Dictionary Learning from dependent data samples and networks
Abstract: Analyzing group behavior of systems of interacting variables is a ubiquitous problem in many fields including probability, combinatorics, and dynamical systems. This problem also naturally arises when one tries to learn essential features (dictionary atoms) from large and structured data such as networks. For instance, independently sampling some number of nodes in a sparse network hardly detects any edges between adjacent nodes. Instead, we may perform a random walk on the space of connected subgraphs, which will produce more meaningful but correlated samples. As classical results in probability were first developed for independent variables and then gradually generalized for dependent variables, many algorithms in machine learning first developed for independent data samples now need to be extended to correlated data samples. In this talk, we discuss some new results that accomplish this including some for online nonnegative matrix and tensor factorization for Markovian data. A unifying technique for handling dependence in data samples we develop is to condition on the distant past, rather than the recent history. As an application, we present a new approach for learning “basis subgraphs” from network data, that can be used for network denoising and edge inference tasks.

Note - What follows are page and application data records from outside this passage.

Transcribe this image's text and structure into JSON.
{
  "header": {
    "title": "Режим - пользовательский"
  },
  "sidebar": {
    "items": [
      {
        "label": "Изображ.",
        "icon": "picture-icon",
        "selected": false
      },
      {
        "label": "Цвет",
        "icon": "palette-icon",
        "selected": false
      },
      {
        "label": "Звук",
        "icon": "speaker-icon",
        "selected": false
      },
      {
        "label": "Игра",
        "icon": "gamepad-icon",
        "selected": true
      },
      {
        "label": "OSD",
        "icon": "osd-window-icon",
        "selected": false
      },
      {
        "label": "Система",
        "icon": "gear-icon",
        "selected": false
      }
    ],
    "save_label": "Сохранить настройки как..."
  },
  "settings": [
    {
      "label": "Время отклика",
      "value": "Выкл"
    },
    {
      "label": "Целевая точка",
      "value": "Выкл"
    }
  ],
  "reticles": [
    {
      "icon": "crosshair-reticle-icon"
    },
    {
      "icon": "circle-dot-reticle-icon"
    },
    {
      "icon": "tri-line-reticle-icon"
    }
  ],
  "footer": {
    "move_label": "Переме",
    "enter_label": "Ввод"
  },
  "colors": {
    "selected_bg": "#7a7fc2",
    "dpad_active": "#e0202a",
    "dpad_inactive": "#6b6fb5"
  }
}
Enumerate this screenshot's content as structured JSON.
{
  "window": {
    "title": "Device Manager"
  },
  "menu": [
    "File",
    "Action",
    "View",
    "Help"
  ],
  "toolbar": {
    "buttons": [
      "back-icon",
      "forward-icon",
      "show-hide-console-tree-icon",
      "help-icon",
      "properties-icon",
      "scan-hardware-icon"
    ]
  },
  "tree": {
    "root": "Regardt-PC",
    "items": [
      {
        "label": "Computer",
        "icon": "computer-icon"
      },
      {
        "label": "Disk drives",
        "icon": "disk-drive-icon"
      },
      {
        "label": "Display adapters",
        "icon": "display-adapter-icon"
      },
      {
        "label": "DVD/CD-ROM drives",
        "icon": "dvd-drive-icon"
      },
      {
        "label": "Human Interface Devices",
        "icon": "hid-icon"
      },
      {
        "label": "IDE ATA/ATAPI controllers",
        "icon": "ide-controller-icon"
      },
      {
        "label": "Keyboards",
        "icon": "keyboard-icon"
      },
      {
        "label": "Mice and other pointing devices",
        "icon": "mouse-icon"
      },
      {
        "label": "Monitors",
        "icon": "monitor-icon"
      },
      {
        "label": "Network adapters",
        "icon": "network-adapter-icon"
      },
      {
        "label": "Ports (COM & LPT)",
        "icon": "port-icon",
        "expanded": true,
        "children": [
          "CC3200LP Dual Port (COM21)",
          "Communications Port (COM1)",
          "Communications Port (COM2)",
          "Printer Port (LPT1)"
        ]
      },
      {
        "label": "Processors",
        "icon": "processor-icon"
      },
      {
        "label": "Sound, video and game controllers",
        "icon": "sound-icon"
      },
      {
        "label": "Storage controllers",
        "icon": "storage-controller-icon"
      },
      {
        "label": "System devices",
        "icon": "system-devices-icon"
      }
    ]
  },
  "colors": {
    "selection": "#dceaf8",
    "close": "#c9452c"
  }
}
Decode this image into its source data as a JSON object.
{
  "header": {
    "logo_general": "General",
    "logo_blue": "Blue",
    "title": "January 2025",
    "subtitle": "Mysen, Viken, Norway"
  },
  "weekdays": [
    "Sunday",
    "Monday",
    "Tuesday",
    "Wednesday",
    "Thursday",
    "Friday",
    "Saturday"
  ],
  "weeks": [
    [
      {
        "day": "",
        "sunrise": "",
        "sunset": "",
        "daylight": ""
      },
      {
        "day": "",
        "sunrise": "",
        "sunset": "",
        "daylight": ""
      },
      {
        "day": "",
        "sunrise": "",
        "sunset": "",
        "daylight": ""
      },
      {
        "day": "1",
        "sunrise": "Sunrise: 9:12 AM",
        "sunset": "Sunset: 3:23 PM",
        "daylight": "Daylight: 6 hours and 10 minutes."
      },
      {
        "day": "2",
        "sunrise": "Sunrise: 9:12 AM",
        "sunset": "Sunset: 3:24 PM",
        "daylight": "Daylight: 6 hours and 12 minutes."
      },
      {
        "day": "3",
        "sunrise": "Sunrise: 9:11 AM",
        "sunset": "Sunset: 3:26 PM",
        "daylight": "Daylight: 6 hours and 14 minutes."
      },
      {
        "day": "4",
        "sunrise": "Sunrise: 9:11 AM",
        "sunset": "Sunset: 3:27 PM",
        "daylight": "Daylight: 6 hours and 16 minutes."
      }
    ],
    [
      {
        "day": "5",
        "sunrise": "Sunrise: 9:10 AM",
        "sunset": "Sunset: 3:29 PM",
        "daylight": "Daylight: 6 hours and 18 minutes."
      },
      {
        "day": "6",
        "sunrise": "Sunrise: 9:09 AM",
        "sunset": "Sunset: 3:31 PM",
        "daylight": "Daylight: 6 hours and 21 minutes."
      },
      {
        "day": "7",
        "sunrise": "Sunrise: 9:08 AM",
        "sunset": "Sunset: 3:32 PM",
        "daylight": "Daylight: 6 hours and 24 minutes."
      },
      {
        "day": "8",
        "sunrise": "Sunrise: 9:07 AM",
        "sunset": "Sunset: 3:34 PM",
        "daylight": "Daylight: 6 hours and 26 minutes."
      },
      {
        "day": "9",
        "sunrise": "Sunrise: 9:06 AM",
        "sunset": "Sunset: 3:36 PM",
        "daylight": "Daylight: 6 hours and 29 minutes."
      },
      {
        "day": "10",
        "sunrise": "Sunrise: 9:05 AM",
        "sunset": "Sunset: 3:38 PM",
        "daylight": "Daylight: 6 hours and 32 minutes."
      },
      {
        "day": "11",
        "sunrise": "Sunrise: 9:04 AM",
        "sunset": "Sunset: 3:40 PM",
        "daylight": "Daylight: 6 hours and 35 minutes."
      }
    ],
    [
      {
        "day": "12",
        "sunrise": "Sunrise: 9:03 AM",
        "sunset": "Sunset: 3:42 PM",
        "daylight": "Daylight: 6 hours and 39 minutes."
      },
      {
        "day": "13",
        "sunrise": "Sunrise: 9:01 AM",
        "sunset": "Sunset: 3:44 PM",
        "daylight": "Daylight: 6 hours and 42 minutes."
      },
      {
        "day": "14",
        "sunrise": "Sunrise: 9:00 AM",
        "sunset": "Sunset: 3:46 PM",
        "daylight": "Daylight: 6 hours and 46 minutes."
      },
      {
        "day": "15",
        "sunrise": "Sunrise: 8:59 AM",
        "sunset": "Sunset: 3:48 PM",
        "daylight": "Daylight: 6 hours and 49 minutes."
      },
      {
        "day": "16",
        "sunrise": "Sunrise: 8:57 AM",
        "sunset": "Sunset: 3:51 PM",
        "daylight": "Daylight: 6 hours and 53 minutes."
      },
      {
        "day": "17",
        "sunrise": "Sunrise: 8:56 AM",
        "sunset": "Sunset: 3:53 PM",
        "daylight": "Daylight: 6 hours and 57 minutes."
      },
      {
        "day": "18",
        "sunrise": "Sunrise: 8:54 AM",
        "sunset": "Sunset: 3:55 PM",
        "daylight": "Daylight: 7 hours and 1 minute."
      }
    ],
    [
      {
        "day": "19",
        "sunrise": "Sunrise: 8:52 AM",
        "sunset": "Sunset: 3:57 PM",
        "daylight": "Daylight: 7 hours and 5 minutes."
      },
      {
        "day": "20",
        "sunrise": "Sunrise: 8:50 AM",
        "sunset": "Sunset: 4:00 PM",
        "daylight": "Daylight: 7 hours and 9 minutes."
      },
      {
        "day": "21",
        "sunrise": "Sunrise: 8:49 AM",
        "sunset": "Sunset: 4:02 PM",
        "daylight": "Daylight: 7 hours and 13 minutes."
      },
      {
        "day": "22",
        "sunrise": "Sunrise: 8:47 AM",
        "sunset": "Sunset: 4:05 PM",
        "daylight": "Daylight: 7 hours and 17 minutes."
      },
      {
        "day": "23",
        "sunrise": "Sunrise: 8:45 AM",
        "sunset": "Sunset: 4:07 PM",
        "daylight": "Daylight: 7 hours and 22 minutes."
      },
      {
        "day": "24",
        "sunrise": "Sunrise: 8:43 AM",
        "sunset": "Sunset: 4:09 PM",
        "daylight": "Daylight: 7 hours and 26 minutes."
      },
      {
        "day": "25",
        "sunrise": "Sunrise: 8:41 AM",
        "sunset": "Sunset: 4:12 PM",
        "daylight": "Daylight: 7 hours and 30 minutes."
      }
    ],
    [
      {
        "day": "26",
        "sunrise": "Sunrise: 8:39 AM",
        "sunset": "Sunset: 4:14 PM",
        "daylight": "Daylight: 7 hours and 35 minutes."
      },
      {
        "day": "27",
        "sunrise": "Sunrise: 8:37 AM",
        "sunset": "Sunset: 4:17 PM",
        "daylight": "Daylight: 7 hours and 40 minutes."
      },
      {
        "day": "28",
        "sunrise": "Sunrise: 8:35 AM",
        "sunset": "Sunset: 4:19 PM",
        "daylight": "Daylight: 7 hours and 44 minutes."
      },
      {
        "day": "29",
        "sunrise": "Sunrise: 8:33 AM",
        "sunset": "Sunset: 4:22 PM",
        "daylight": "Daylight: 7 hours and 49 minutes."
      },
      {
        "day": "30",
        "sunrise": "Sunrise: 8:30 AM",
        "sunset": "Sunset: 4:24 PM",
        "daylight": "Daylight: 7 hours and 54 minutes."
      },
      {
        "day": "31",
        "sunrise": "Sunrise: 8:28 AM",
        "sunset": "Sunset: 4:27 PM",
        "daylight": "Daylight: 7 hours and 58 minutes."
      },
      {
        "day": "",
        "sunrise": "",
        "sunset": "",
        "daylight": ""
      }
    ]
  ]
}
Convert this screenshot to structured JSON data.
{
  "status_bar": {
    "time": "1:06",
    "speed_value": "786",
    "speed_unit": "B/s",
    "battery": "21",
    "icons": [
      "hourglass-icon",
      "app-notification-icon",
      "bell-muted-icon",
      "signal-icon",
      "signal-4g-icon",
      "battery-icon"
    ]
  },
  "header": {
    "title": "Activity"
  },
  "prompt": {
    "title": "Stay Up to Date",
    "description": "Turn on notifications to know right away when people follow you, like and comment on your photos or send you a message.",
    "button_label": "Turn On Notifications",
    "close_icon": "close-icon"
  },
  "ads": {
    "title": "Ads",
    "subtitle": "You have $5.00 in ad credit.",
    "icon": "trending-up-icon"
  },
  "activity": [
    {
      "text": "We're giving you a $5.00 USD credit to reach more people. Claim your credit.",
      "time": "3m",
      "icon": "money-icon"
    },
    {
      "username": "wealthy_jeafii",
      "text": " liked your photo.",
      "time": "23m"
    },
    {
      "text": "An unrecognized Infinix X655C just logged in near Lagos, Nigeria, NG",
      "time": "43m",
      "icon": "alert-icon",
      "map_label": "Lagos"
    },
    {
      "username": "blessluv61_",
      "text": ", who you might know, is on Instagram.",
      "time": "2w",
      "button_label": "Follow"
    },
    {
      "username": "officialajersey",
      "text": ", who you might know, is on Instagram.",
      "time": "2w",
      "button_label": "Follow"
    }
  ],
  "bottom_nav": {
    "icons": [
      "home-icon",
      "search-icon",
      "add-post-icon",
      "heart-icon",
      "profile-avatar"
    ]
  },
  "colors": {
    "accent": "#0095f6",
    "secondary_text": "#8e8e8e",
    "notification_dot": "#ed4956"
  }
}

We illustrate our method using several synthetic network models as well as Facebook, arXiv, and protein-protein interaction networks, that achieve state-of-the-art performance for such network tasks when compared to several recent methods.